Dates: Mostly 1933-1957.
Extent: 78 boxes
Materials generated by the office of the president are closed for 40 years from
the date of their creation. Some records relating to personnel or students are
closed for longer periods of time.
Subseries 15A: Correspondence, 1896-1988 [bulk: 1933-1957], the largest
of the six subseries that comprise Dodds's records, is arranged
alphabetically by correspondent or topic. Correspondence that does not
warrant its own folder is grouped under A, B, C and so forth in the
general alphabetical sequence. This subseries illustrates the complexity
of a modern university and the extent to which Princeton University had
expanded, even during Dodds's own time. Correspondence concerns such
subjects as academics, administrative offices and committees,
associations and clubs, athletics, endowments and foundations, financial
aid, the Library, the ROTC, and the Board of Trustees, as well as
numerous individuals. Material relating to academics can be found under
the appropriate department — from biology to philosophy — and includes
discussions of budgets, grants, hiring and recruiting, office space and
equipment, research, and meetings. The largest concentration of academic
subject matter pertains to the School of Public and International
Affairs (known as the Woodrow Wilson School of Public and International
Affairs since 1948), with which Dodds was closely associated. Of
particular interest may be Dodds's Princeton University-related post-
retirement correspondence in Box 138, Folders 10-12, which contains,
among other topics, recommendations for his successor, Robert Goheen;
mention of the Alger Hiss controversy and its impact on financial
contributions; correspondence about the early days of the School of
Public and International Affairs; bequests for fellowships; and Dodds's
views on co- education.
Some topics and individuals command more attention than others. The
importance of financial issues, particularly under the exigencies of
World War II, is reflected in the 11 folders of material pertaining to
George A. Brakely, Princeton University's financial vice president and
treasurer during much of Dodds's tenure. The Library, which acquired its
current home under Dodds, is also well documented, not only in folders
with "Library" as their title but also in those relating to librarians
Julian P. Boyd and William S. Dix. The development of Firestone Library
(the argument for which can be found in Dodds's files as early as 1934)
is understandably prominent, but other matters are addressed as well,
among them, the procurement of collections, notably those of Messrs.
Parrish, Scheide, Witney, and Gest; the creation of a regional
depository for seldom-used books in New York and Philadelphia libraries;
and wartime dangers, including a memorandum dated March 19, 1941
concerning the removal of rare materials to safety in the event of
bombing. The Association of American Universities, though not specific
to Princeton, is another topic that consumes a substantial number of
folders in this subseries. Among the topics addressed in this material
are testing, accreditation, federal aid to education, taxes, and the
draft. Finally, many folders contain information concerning foundations

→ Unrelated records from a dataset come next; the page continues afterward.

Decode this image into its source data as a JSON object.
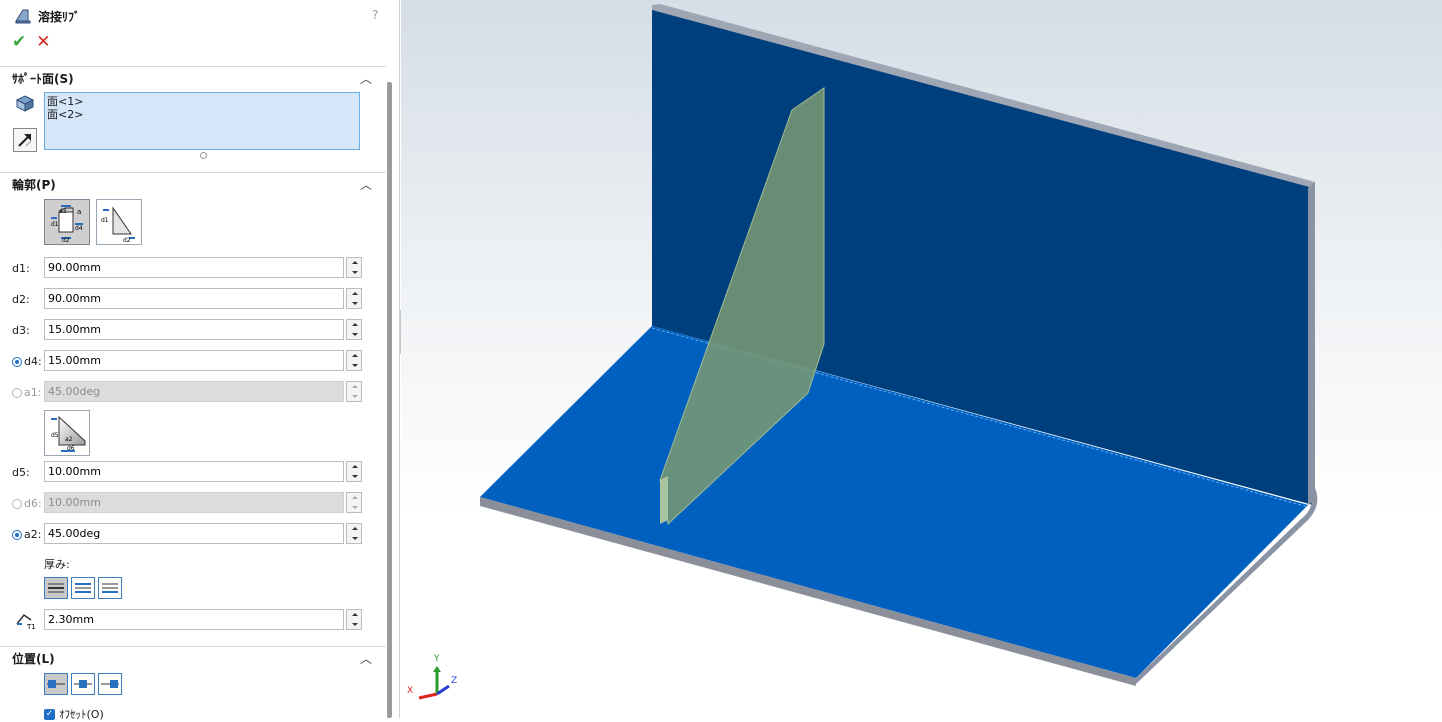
{
  "panel": {
    "title": "溶接ﾘﾌﾞ",
    "help": "?",
    "ok_glyph": "✔",
    "cancel_glyph": "✕",
    "support": {
      "title": "ｻﾎﾟｰﾄ面(S)",
      "faces": [
        "面<1>",
        "面<2>"
      ]
    },
    "profile": {
      "title": "輪郭(P)",
      "fields": [
        {
          "label": "d1:",
          "value": "90.00mm",
          "enabled": true
        },
        {
          "label": "d2:",
          "value": "90.00mm",
          "enabled": true
        },
        {
          "label": "d3:",
          "value": "15.00mm",
          "enabled": true
        },
        {
          "label": "d4:",
          "value": "15.00mm",
          "enabled": true
        },
        {
          "label": "a1:",
          "value": "45.00deg",
          "enabled": false
        },
        {
          "label": "d5:",
          "value": "10.00mm",
          "enabled": true
        },
        {
          "label": "d6:",
          "value": "10.00mm",
          "enabled": false
        },
        {
          "label": "a2:",
          "value": "45.00deg",
          "enabled": true
        }
      ],
      "thickness_label": "厚み:",
      "thickness_value": "2.30mm",
      "thickness_symbol": "T1"
    },
    "position": {
      "title": "位置(L)",
      "offset_label": "ｵﾌｾｯﾄ(O)",
      "offset_checked": true
    }
  },
  "viewport": {
    "triad": {
      "x": "X",
      "y": "Y",
      "z": "Z"
    },
    "colors": {
      "vertical_plate": "#003f7d",
      "horizontal_plate": "#0060c0",
      "rib": "#7a9a72",
      "edge": "#8a8f99"
    }
  }
}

and the grants they awarded to Princeton University. The Rockefeller
Foundation was especially generous, extending support for research in
subjects ranging from Arabic and Islamic studies and organic chemistry

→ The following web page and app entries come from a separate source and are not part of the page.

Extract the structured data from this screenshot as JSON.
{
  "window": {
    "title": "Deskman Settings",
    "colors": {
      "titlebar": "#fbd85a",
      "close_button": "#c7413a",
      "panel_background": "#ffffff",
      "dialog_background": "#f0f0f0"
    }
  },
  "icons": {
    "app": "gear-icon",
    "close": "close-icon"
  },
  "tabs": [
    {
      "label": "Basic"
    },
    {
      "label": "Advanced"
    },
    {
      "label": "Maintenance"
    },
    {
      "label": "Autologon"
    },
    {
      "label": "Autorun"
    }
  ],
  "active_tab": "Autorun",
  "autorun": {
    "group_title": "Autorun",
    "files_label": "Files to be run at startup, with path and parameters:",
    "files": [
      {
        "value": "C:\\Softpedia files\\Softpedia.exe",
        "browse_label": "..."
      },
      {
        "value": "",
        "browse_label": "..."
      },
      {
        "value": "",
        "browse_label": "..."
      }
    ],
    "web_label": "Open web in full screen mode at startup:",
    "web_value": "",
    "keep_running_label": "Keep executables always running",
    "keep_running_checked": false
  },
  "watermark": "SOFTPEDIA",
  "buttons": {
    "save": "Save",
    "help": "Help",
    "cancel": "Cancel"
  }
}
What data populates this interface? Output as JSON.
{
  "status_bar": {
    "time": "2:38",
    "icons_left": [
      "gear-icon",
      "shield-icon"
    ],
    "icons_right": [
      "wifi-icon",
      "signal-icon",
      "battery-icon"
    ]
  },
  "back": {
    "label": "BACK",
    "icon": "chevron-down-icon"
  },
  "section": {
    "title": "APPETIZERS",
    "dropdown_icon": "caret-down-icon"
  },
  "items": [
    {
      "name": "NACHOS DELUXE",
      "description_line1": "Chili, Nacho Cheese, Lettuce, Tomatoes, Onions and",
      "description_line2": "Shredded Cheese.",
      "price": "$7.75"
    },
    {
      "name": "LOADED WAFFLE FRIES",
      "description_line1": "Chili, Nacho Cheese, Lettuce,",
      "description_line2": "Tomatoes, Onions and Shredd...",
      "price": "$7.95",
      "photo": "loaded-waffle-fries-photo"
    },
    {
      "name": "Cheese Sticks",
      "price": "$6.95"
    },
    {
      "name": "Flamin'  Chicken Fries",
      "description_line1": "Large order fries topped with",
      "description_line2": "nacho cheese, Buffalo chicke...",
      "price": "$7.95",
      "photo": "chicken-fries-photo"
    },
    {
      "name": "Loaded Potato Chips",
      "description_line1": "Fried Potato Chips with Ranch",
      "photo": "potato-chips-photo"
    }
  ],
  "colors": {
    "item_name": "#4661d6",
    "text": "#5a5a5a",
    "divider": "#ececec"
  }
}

to public opinion and literary criticism.
No arrangement action taken or arrangement information not recorded at the time of processing.
Subseries 15A: Correspondence; 1896-1988 (mostly 1933-1957); Office of the President Records : Jonathan Dickinson to Harold W. Dodds
Subgroup, Princeton University Archives, Department of Rare Books and Special Collections, Princeton University Library.